I think information exchange is faster in the civilian contractor world than the military. Think about it, if you put a SEAL platoon & an ODA on a fire base together, basically everyone will stick w/ their group. You put one SEAL & one SF guy together on a protective detail surrounded by non meat eating clients, those two guys are going to gravitate together. Plus you work w/ more guys w/ more diverse professional backgrounds in a given time frame. 8 months on an ODA in the box, you get exposed to 11 other guys like your self. 8 months in the box on a civilian contract you probably work w/ three times that many guys who may be cops, Army, Navy, Air Force, or Marine. Just my hypothesis.

x/S

Stras
02-26-2011, 03:27
There is also a difference in who your peers are, and what you focus on.

For instance, my team has a lot of young guys on it. so my focus is on the mentoring and teaching Basic Army Functions(S1, S3 etc) to 18X-rays. As opposed to a team or group of individuals with all senior guys who are in the "fire and forget" mode. These guys need minor tweaking as they prepare to take over as Team Sergeants and shift from the "doer" to the "supervisor".

The requirements these days just keep growing daily making it hard for an experienced guy keeping up on all the latest stuff in all the areas that we are expected to be masters of, and impossible for the new guys to get a step ahead of the learning curve.

Technology is great when you have power and batteries....... Not too many people can do link analysis on the back of an MRE box with a grease pencil anymore.

While I'll regret not being out running with the boys... I look forward to leaving some of the BS behind and getting my blood pressure back to a normal level when I retire from my Army career.

MtnGoat
02-26-2011, 14:24
It's great when a TS has the time to mentor his ODA at all levels - Staff sections to the tactical level.

I think now a days you have guys that are really only looking at being the nest they can at the Job (MOS) outside of doing extra schooling for speciality skills, they don't look at cross training a much. It's IMO that guys like to be off more due to the long deployments and the main reason is RANGES.

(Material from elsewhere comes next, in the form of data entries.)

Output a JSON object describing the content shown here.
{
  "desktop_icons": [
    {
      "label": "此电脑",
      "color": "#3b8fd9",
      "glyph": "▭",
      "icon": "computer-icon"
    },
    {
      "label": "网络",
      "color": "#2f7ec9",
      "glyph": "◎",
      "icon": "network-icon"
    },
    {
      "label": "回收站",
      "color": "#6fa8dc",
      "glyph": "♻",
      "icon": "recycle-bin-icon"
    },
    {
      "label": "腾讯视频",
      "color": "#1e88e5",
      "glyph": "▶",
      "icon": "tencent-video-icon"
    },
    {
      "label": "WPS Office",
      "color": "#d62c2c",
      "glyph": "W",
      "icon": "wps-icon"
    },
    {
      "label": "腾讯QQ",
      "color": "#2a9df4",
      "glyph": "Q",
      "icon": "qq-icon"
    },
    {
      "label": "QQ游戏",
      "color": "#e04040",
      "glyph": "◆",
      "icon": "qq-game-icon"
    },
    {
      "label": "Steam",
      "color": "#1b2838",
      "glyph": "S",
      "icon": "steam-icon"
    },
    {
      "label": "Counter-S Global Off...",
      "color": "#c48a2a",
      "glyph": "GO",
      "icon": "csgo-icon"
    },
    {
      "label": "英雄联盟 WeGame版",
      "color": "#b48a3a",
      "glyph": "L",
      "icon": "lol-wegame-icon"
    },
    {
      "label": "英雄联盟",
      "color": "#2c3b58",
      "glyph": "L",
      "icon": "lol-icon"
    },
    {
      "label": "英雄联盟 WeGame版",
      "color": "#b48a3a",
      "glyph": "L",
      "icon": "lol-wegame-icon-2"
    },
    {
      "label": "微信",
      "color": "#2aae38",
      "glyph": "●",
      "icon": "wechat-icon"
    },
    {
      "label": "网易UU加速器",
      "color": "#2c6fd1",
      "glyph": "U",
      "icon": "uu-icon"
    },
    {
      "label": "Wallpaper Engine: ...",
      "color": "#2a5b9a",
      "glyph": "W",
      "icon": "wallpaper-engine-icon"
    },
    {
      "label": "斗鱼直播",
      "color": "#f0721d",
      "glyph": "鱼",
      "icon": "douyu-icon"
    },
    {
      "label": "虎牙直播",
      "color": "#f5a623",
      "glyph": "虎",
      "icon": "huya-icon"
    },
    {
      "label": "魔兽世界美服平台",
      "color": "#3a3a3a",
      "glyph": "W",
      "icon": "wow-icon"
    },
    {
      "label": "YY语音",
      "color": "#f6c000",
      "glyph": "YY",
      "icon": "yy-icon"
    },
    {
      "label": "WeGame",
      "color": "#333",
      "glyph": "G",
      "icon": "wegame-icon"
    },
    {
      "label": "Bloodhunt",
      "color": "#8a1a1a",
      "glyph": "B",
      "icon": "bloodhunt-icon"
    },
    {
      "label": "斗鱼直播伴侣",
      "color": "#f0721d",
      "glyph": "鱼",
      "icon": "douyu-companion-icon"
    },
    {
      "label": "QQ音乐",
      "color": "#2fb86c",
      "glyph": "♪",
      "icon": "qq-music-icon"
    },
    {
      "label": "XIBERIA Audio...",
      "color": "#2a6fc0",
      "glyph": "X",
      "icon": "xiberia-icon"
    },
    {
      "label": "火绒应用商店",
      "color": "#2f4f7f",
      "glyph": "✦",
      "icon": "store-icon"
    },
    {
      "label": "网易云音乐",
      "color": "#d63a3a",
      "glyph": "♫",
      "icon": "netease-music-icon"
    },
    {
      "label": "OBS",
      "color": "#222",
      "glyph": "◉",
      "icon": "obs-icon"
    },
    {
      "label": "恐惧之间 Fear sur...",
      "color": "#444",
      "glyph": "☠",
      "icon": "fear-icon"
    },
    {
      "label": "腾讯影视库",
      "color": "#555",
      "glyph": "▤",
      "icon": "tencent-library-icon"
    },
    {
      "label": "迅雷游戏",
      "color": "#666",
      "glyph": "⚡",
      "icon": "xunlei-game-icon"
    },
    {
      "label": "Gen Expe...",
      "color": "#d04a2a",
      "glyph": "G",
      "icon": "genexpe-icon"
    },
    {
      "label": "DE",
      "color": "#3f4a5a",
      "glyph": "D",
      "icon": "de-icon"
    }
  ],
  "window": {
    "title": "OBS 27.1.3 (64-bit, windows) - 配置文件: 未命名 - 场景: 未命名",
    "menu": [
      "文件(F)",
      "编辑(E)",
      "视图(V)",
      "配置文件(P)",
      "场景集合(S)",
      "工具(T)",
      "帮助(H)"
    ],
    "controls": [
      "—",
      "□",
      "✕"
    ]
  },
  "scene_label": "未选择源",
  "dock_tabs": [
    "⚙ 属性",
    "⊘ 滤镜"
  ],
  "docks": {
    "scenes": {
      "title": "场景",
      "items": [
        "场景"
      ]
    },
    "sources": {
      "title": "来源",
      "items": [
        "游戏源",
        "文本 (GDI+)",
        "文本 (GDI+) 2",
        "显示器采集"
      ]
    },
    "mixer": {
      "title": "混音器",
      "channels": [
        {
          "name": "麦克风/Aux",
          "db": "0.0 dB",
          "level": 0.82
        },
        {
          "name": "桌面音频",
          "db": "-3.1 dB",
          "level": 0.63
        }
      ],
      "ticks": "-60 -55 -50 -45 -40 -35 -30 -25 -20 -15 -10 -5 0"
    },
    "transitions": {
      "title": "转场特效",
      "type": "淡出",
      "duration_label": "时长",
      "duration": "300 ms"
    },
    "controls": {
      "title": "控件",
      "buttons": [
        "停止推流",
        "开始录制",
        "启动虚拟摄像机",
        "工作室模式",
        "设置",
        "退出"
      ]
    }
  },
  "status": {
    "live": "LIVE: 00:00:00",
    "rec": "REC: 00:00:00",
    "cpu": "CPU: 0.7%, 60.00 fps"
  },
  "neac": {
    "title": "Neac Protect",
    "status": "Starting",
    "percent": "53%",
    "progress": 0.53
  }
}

Blitzzz (RIP)
02-26-2011, 20:00
As a team sergeant I was forced by the need to prepare "young E7s" to be good team sergeants. Mentoring time was limited to them.